"We've had cases here and abroad where justices were taken from the ranks of the academe and from Congress, and a lot of these people did well in the SC. There's a wide range of choices from among the current list of CJ nominees. Obviously you see some lightweights, but if you give it a long, hard look, you also see heavyweights, bar topnotchers, professors, outstanding graduates of world-class universities. You have a smorgasbord of choice," he added.
Vincent Lazatin, executive director of the group Transparency and Accountability Network (TAN), supported calls for sitting SC justices to undergo JBC interview, saying the last search for Chief Justice at the retirement of Puno had set the precedent for them to be scrutinized by the screening council.
Lazatin said that in allowing the interviews to be covered by the media live would put additional pressure on JBC members to justify who they would be putting in their shortlist, from which the President will choose the head of the high court.
Lazatin said that during the 2010 JBC interview of nominees for Chief Justice, sitting SC justices such as then Associate Justices Corona, Arturo Brion and Teresita Leonardo-de Castro had allowed the JBC to interview them.
All magistrates of the SC have already been nominated for the Chief Justice post, including the five most senior – Antonio Carpio, Presbitero Velasco Jr., de Castro, Brion and Diosdado Peralta.
Of the 14 sitting justices, Justices Mariano del Castillo, Estela Perlas-Bernabe and Bienvenido Reyes have declined their nomination.
Meanwhile, the JBC has released its draft guidelines for the live media coverage of the JBC public interviews to promote transparency and accountability in its processes.
Under the proposed guidelines, it will be the SC’s Public Information Office that shall govern the accreditation of media personnel who will be covering the public interviews.
JBC member Senator Chiz Escudero said there will be no limitations on the number of media representatives who will be covering the public interviews, which may start on the third week of July.
As of last count, there are already 65 nominees, 13 have accepted their nominations, 11 declined, while two applied for the post.
On the letter of former Solicitor General Francisco Chavez questioning the present composition of JBC, particularly the two representations from the legislative branch, Escudero said any legal issues should be brought before the SC for resolution.
In his letter, Chavez claimed that Congress should only have one ex-officio member to the panel, instead of two -- Escudero and Iloilo Representative Niel Tupas, who are both ex-officio members of the JBC, representing the Senate and House committee on justice, respectively.
Chavez asked for clarification as to why the Senate and Congress have separate representatives in the council despite that Section 8, Article VIII of the Constitution allows only “a representative of the Congress” to be part of the panel tasked to screen candidates for a judicial post and come up with a shortlist for consideration by the President.
Chavez also questioned JBC’s practice where one vote is given to each of the ex-officio members from the two chambers of Congress. He said this practice may create an impasse during the eight-member council's voting in case of a tie.

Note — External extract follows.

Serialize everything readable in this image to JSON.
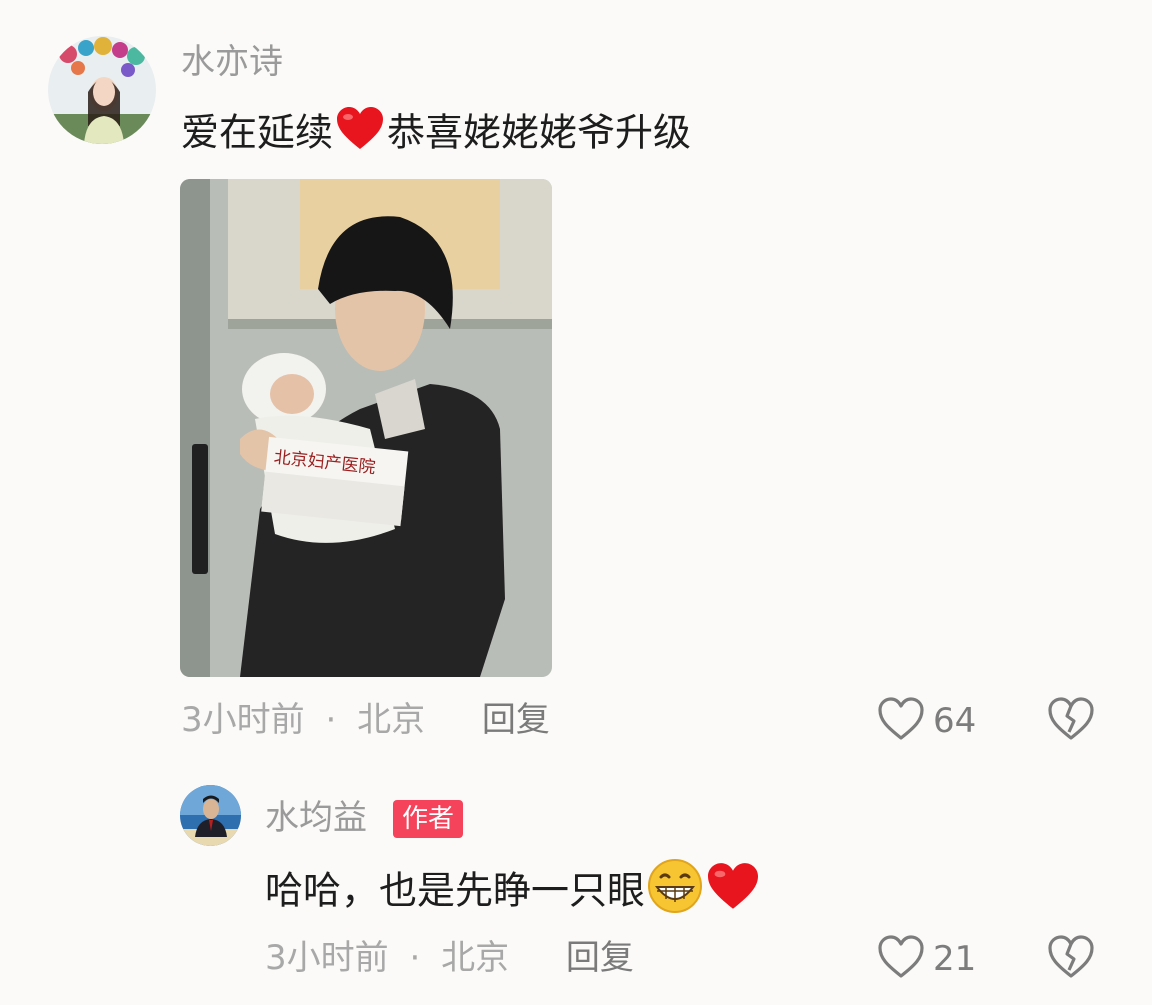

Escudero maintained the validity of the current composition of the JBC, saying under the Senate and House Rules, being an ex-officio member of the JBC is part of the job of the chairs of the Senate and House committee on justice.
"The JBC has been doing this even before I became a member of the JBC way back in 2001-2002. The JBC's position on that is that, unless enjoined by the Court, it will not stop such practice," he said.
He said it would be better if Chavez would bring the case before the Court, which has the jurisdiction on issues pertaining to the interpretation of the Constitution. (JCV/Sunnex)